Each May, National Foster Care Month provides us a special opportunity to focus on the nation’s more than 400,000 children and youth in the foster care system. It is a time for us to raise awareness about the urgent needs of these young people and encourage all Americans to get involved – as foster or adoptive parents, volunteers, mentors, employers or in other ways. With the help of more Americans, many formerly abused or neglected children and teens will be able to reunite safely with their parents, be cared for by relatives or be adopted by loving families.
Thanks to the efforts of many advocates, child welfare professionals, elected officials and support groups around the country, the number of children in foster care has decreased in recent years, but more help is needed to ensure that these children have access to interventions that help them heal and continue to support them into young adulthood.
Through the Administration for Children and Families, the Department of Health and Human Services is delivering effective interventions that promote social and emotional well-being for children in foster care through our discretionary and mandatory funding programs. Here are a few examples:

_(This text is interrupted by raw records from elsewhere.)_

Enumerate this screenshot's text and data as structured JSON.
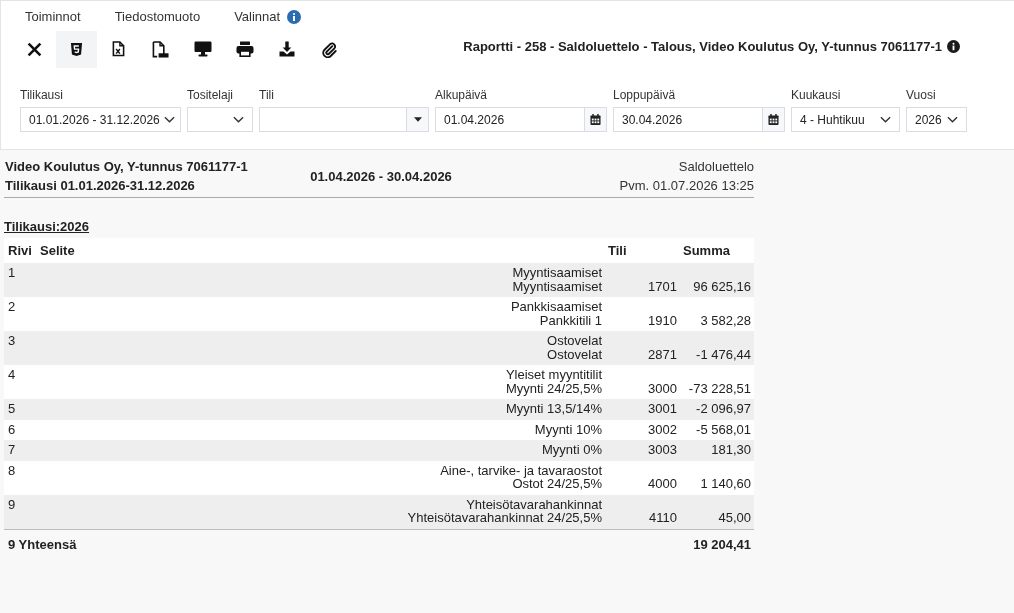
{
  "menu": [
    {
      "label": "Toiminnot",
      "info": false
    },
    {
      "label": "Tiedostomuoto",
      "info": false
    },
    {
      "label": "Valinnat",
      "info": true
    }
  ],
  "toolbar": {
    "buttons": [
      {
        "kind": "close",
        "selected": false
      },
      {
        "kind": "html",
        "selected": true
      },
      {
        "kind": "excel",
        "selected": false
      },
      {
        "kind": "pdf",
        "selected": false
      },
      {
        "kind": "screen",
        "selected": false
      },
      {
        "kind": "print",
        "selected": false
      },
      {
        "kind": "download",
        "selected": false
      },
      {
        "kind": "attach",
        "selected": false
      }
    ],
    "title": "Raportti - 258 - Saldoluettelo - Talous, Video Koulutus Oy, Y-tunnus 7061177-1"
  },
  "filters": [
    {
      "kind": "select",
      "label": "Tilikausi",
      "value": "01.01.2026 - 31.12.2026"
    },
    {
      "kind": "select",
      "label": "Tositelaji"
    },
    {
      "kind": "combo",
      "label": "Tili"
    },
    {
      "kind": "date",
      "label": "Alkupäivä",
      "value": "01.04.2026"
    },
    {
      "kind": "date",
      "label": "Loppupäivä",
      "value": "30.04.2026"
    },
    {
      "kind": "select",
      "label": "Kuukausi",
      "value": "4 - Huhtikuu"
    },
    {
      "kind": "select",
      "label": "Vuosi",
      "value": "2026"
    }
  ],
  "report": {
    "company": "Video Koulutus Oy, Y-tunnus 7061177-1",
    "fiscal_period": "Tilikausi 01.01.2026-31.12.2026",
    "date_range": "01.04.2026 - 30.04.2026",
    "report_name": "Saldoluettelo",
    "printed": "Pvm. 01.07.2026 13:25",
    "section_title": "Tilikausi:2026"
  },
  "table": {
    "columns": [
      "Rivi",
      "Selite",
      "Tili",
      "Summa"
    ],
    "rows": [
      {
        "row": "1",
        "group": "Myyntisaamiset",
        "description": "Myyntisaamiset",
        "account": "1701",
        "amount": "96 625,16"
      },
      {
        "row": "2",
        "group": "Pankkisaamiset",
        "description": "Pankkitili 1",
        "account": "1910",
        "amount": "3 582,28"
      },
      {
        "row": "3",
        "group": "Ostovelat",
        "description": "Ostovelat",
        "account": "2871",
        "amount": "-1 476,44"
      },
      {
        "row": "4",
        "group": "Yleiset myyntitilit",
        "description": "Myynti 24/25,5%",
        "account": "3000",
        "amount": "-73 228,51"
      },
      {
        "row": "5",
        "description": "Myynti 13,5/14%",
        "account": "3001",
        "amount": "-2 096,97"
      },
      {
        "row": "6",
        "description": "Myynti 10%",
        "account": "3002",
        "amount": "-5 568,01"
      },
      {
        "row": "7",
        "description": "Myynti 0%",
        "account": "3003",
        "amount": "181,30"
      },
      {
        "row": "8",
        "group": "Aine-, tarvike- ja tavaraostot",
        "description": "Ostot 24/25,5%",
        "account": "4000",
        "amount": "1 140,60"
      },
      {
        "row": "9",
        "group": "Yhteisötavarahankinnat",
        "description": "Yhteisötavarahankinnat 24/25,5%",
        "account": "4110",
        "amount": "45,00"
      }
    ],
    "total": {
      "label": "9 Yhteensä",
      "amount": "19 204,41"
    }
  }
}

- The Children’s Bureau is supporting five grantees who are working to deliver evidence-based treatments designed to address the specific impacts of maltreatment trauma and improve outcomes for the children.

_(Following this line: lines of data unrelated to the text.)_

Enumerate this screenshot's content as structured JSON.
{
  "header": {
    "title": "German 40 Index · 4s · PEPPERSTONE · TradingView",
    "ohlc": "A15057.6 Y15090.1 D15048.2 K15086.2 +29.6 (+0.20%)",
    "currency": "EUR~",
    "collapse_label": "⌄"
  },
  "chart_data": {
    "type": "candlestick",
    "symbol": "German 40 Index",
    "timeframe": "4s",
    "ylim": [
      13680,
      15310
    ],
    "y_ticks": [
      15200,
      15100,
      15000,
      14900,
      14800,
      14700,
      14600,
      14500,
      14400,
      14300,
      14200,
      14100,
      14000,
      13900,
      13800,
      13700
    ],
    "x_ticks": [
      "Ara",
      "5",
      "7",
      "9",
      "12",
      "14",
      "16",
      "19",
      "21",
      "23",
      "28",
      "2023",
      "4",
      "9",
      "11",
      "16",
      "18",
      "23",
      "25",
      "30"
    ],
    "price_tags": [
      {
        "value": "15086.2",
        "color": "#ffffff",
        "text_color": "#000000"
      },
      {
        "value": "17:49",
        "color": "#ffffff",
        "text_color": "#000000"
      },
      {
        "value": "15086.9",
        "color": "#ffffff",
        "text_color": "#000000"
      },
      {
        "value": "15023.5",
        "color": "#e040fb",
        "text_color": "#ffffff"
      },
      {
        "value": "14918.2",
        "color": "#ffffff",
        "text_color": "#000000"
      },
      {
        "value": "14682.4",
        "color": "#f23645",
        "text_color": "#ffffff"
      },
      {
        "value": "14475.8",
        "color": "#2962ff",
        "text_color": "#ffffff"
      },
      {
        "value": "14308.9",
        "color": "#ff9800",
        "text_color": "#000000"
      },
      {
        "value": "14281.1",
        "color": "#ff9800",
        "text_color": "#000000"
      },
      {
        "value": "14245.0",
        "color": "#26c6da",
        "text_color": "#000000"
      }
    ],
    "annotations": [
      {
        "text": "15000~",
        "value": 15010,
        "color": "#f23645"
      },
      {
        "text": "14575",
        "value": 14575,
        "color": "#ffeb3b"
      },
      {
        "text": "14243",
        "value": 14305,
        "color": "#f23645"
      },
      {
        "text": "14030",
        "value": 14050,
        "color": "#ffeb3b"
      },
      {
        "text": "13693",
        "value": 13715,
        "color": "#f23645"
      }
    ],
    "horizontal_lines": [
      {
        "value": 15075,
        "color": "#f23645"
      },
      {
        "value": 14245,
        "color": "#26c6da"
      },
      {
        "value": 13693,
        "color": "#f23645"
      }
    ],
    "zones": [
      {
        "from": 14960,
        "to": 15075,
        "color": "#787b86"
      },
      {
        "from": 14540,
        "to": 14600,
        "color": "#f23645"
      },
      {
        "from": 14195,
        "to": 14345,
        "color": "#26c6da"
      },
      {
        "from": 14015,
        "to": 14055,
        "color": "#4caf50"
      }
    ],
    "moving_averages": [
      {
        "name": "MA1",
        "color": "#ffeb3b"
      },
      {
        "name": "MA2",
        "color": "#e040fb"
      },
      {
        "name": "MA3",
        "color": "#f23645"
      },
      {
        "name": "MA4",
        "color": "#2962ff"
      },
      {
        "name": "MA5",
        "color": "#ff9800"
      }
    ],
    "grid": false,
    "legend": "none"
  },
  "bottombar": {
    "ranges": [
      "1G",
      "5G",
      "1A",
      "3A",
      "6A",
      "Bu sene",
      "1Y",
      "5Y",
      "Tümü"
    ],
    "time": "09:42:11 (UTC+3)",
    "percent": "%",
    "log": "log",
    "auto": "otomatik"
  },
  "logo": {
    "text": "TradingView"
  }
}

- Another program is helping young people develop skills to strengthen relations with relatives and other adults and productively manage relationship difficulties so they can succeed at home, in school, at work and in the community.
- We have also targeted $4.3 million to programs that help children in foster care stay in their school and decrease the number of times they change schools, as well as projects that enroll very young children in early education programs. At a time of difficult family upheaval, we want to help children find stability at school.

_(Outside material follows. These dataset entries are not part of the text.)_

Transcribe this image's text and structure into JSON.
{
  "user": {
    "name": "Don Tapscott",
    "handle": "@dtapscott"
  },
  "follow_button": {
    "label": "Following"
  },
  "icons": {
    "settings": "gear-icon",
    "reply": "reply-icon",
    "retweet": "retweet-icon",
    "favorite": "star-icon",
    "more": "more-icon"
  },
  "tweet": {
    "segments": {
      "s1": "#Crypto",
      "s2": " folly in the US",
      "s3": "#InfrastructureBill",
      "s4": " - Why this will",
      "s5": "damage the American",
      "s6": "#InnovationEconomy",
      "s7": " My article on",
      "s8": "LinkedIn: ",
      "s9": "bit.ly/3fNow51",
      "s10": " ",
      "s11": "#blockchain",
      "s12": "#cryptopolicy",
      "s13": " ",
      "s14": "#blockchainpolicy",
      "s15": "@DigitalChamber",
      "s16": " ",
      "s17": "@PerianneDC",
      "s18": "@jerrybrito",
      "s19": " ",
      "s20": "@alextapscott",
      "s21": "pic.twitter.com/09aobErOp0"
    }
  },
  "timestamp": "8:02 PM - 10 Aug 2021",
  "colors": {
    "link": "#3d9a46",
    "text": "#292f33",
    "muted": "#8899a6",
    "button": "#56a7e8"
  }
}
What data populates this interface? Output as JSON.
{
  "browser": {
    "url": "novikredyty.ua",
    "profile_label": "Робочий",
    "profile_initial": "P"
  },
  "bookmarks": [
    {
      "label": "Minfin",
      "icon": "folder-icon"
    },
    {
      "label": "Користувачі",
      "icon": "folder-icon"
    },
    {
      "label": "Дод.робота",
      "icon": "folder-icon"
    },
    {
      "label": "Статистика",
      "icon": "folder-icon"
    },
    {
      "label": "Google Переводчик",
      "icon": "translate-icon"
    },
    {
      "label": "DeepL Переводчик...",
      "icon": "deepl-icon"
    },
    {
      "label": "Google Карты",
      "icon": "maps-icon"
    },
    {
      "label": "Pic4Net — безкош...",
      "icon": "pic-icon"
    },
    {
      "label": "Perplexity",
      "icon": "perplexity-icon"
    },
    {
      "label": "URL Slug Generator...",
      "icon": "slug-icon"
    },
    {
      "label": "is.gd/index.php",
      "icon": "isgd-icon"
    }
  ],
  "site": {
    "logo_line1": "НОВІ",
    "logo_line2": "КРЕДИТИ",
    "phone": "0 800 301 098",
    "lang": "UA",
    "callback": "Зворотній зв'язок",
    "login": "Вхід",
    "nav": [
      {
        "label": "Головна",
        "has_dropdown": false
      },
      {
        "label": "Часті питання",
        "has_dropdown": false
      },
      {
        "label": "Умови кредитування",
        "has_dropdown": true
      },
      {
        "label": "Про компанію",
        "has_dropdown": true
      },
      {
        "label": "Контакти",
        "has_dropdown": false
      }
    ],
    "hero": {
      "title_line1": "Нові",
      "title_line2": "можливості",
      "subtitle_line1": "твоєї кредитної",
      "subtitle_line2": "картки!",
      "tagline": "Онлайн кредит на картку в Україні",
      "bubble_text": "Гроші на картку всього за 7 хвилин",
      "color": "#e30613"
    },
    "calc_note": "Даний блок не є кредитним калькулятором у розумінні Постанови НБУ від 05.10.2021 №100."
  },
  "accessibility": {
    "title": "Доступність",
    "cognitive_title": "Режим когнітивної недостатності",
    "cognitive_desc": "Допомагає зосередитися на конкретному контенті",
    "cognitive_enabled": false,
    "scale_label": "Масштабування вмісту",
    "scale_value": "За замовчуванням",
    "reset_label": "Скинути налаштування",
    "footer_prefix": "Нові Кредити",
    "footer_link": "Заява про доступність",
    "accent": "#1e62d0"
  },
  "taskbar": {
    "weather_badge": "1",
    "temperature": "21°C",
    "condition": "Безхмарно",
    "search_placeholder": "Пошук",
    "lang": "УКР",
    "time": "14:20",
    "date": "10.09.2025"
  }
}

Throughout the nation, people are serving as foster parents, relative caregivers, mentors, advocates, social workers and volunteers. No matter how much time you have to give, you can help create lifelong connections for these children. Whether you have a few minutes to show your support by wearing a blue ribbon or a lifetime to share, you can make a difference for our nation’s vulnerable children.
In recognition of National Foster Care Month, I urge you to join us in making that difference.
Learn more about National Foster Care Month at http://www.childwelfare.gov/fostercaremonth/.
For more ideas on how you can get involved, visit www.fostercaremonth.org.
Secretary Kathleen Sebelius
U.S. Department of Health & Human Services